The case, Rogers v. BNSF Railway Company, 1:19-cv-03083 (N.D. Illinois), was brought by a class of tens of thousands of truck drivers who serviced BNSF’s rail yards in Illinois. The drivers claimed that they had been required to submit to having their fingerprints scanned for identity verification purposes, but never received written notice of the collection and storage of this biometric information and never signed a written release, in violation of BIPA. In response, BNSF argued that any collection of fingerprints was conducted by an independent contractor, and therefore BNSF was not responsible for the way this third party collected the biometric information. However, the jury found in favor of the plaintiffs, and further held that each driver fingerprinted constituted a distinct violation of BIPA. The statute provides for statutory damages of $1000 for a negligent violation of the Act, and $5000 for intentional or reckless violations. Ultimately, the jury’s verdict resulted in a $228 million judgment.

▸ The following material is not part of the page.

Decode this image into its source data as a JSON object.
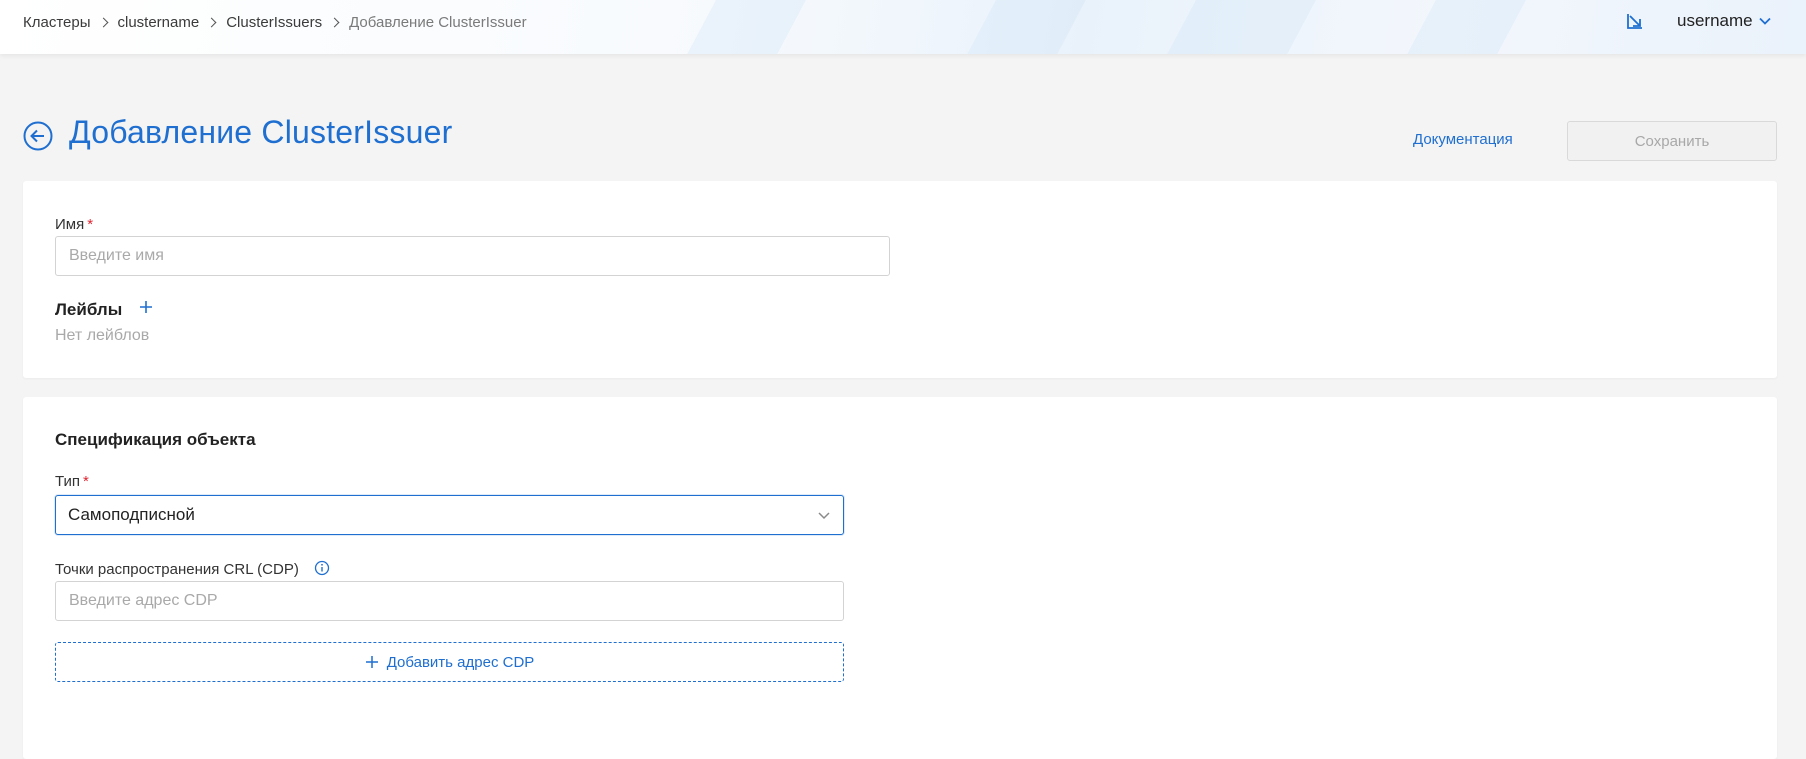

The verdict against BNSF highlights the need for businesses to be attentive to the potential disparate data privacy obligations imposed by different states, and the risk of substantial class action damages because of private rights of action created by these laws.